Exercise details | Every record must be repeated exactly, with no omission.

[Recorded data]
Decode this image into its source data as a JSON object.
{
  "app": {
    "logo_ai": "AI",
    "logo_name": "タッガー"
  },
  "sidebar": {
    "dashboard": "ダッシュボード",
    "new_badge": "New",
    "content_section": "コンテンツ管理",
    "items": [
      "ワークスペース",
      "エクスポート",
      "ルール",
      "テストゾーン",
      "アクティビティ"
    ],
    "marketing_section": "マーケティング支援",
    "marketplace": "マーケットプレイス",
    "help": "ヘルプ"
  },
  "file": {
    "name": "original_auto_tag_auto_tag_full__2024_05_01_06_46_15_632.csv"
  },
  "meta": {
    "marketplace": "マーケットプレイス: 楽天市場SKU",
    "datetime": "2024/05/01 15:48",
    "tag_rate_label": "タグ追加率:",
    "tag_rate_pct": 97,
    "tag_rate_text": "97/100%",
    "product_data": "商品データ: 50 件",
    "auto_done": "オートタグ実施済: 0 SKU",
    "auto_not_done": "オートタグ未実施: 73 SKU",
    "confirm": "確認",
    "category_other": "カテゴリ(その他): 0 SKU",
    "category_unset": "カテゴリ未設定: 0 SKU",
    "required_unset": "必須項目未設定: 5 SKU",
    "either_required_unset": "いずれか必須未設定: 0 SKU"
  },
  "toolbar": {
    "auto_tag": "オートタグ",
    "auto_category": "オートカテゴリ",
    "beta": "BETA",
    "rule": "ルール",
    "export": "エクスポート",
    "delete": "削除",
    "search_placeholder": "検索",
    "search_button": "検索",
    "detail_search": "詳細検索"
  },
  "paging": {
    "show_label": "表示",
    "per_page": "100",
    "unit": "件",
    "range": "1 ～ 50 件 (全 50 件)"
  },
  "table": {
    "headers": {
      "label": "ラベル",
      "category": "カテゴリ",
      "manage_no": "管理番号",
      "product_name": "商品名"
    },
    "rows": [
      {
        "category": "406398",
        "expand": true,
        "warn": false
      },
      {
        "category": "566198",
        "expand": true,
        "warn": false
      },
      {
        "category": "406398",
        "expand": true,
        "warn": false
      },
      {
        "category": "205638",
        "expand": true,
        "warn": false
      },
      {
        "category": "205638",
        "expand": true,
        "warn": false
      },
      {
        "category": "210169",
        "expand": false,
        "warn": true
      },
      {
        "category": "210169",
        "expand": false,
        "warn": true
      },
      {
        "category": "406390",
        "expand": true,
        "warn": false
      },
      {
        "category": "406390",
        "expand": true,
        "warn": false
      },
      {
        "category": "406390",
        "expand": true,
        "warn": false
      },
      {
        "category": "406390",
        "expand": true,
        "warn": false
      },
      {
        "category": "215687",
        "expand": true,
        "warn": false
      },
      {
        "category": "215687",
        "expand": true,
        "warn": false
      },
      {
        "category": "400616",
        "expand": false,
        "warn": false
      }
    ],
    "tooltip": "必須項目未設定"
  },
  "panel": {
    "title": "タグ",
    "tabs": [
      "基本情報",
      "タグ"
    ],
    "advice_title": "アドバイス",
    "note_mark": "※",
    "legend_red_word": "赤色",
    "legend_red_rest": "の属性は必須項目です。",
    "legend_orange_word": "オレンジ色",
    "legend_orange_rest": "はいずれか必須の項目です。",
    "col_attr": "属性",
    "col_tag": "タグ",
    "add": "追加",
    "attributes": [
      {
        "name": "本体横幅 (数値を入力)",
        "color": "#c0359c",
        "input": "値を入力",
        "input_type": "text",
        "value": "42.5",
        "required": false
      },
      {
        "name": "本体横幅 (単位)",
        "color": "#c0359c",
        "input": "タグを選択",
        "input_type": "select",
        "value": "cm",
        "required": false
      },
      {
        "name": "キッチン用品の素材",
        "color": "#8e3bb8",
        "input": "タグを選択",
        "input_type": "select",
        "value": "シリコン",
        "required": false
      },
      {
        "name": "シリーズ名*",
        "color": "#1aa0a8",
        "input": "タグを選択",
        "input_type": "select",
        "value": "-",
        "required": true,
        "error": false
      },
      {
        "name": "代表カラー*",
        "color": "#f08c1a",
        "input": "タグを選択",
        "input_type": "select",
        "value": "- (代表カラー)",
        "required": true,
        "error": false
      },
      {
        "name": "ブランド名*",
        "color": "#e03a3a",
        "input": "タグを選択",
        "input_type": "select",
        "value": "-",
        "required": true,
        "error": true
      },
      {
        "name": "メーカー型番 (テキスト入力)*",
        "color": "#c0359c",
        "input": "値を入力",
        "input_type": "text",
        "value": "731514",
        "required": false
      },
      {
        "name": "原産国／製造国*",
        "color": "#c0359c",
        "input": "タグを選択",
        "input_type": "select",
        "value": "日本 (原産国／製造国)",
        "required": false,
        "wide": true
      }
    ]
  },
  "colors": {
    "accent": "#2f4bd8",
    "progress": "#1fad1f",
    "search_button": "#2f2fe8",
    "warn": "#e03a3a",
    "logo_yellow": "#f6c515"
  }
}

Task answer |
Decode this image into its source data as a JSON object.
{
  "app": {
    "logo_ai": "AI",
    "logo_name": "タッガー"
  },
  "sidebar": {
    "dashboard": "ダッシュボード",
    "new_badge": "New",
    "content_section": "コンテンツ管理",
    "items": [
      "ワークスペース",
      "エクスポート",
      "ルール",
      "テストゾーン",
      "アクティビティ"
    ],
    "marketing_section": "マーケティング支援",
    "marketplace": "マーケットプレイス",
    "help": "ヘルプ"
  },
  "file": {
    "name": "original_auto_tag_auto_tag_full__2024_05_01_06_46_15_632.csv"
  },
  "meta": {
    "marketplace": "マーケットプレイス: 楽天市場SKU",
    "datetime": "2024/05/01 15:48",
    "tag_rate_label": "タグ追加率:",
    "tag_rate_pct": 97,
    "tag_rate_text": "97/100%",
    "product_data": "商品データ: 50 件",
    "auto_done": "オートタグ実施済: 0 SKU",
    "auto_not_done": "オートタグ未実施: 73 SKU",
    "confirm": "確認",
    "category_other": "カテゴリ(その他): 0 SKU",
    "category_unset": "カテゴリ未設定: 0 SKU",
    "required_unset": "必須項目未設定: 5 SKU",
    "either_required_unset": "いずれか必須未設定: 0 SKU"
  },
  "toolbar": {
    "auto_tag": "オートタグ",
    "auto_category": "オートカテゴリ",
    "beta": "BETA",
    "rule": "ルール",
    "export": "エクスポート",
    "delete": "削除",
    "search_placeholder": "検索",
    "search_button": "検索",
    "detail_search": "詳細検索"
  },
  "paging": {
    "show_label": "表示",
    "per_page": "100",
    "unit": "件",
    "range": "1 ～ 50 件 (全 50 件)"
  },
  "table": {
    "headers": {
      "label": "ラベル",
      "category": "カテゴリ",
      "manage_no": "管理番号",
      "product_name": "商品名"
    },
    "rows": [
      {
        "category": "406398",
        "expand": true,
        "warn": false
      },
      {
        "category": "566198",
        "expand": true,
        "warn": false
      },
      {
        "category": "406398",
        "expand": true,
        "warn": false
      },
      {
        "category": "205638",
        "expand": true,
        "warn": false
      },
      {
        "category": "205638",
        "expand": true,
        "warn": false
      },
      {
        "category": "210169",
        "expand": false,
        "warn": true
      },
      {
        "category": "210169",
        "expand": false,
        "warn": true
      },
      {
        "category": "406390",
        "expand": true,
        "warn": false
      },
      {
        "category": "406390",
        "expand": true,
        "warn": false
      },
      {
        "category": "406390",
        "expand": true,
        "warn": false
      },
      {
        "category": "406390",
        "expand": true,
        "warn": false
      },
      {
        "category": "215687",
        "expand": true,
        "warn": false
      },
      {
        "category": "215687",
        "expand": true,
        "warn": false
      },
      {
        "category": "400616",
        "expand": false,
        "warn": false
      }
    ],
    "tooltip": "必須項目未設定"
  },
  "panel": {
    "title": "タグ",
    "tabs": [
      "基本情報",
      "タグ"
    ],
    "advice_title": "アドバイス",
    "note_mark": "※",
    "legend_red_word": "赤色",
    "legend_red_rest": "の属性は必須項目です。",
    "legend_orange_word": "オレンジ色",
    "legend_orange_rest": "はいずれか必須の項目です。",
    "col_attr": "属性",
    "col_tag": "タグ",
    "add": "追加",
    "attributes": [
      {
        "name": "本体横幅 (数値を入力)",
        "color": "#c0359c",
        "input": "値を入力",
        "input_type": "text",
        "value": "42.5",
        "required": false
      },
      {
        "name": "本体横幅 (単位)",
        "color": "#c0359c",
        "input": "タグを選択",
        "input_type": "select",
        "value": "cm",
        "required": false
      },
      {
        "name": "キッチン用品の素材",
        "color": "#8e3bb8",
        "input": "タグを選択",
        "input_type": "select",
        "value": "シリコン",
        "required": false
      },
      {
        "name": "シリーズ名*",
        "color": "#1aa0a8",
        "input": "タグを選択",
        "input_type": "select",
        "value": "-",
        "required": true,
        "error": false
      },
      {
        "name": "代表カラー*",
        "color": "#f08c1a",
        "input": "タグを選択",
        "input_type": "select",
        "value": "- (代表カラー)",
        "required": true,
        "error": false
      },
      {
        "name": "ブランド名*",
        "color": "#e03a3a",
        "input": "タグを選択",
        "input_type": "select",
        "value": "-",
        "required": true,
        "error": true
      },
      {
        "name": "メーカー型番 (テキスト入力)*",
        "color": "#c0359c",
        "input": "値を入力",
        "input_type": "text",
        "value": "731514",
        "required": false
      },
      {
        "name": "原産国／製造国*",
        "color": "#c0359c",
        "input": "タグを選択",
        "input_type": "select",
        "value": "日本 (原産国／製造国)",
        "required": false,
        "wide": true
      }
    ]
  },
  "colors": {
    "accent": "#2f4bd8",
    "progress": "#1fad1f",
    "search_button": "#2f2fe8",
    "warn": "#e03a3a",
    "logo_yellow": "#f6c515"
  }
}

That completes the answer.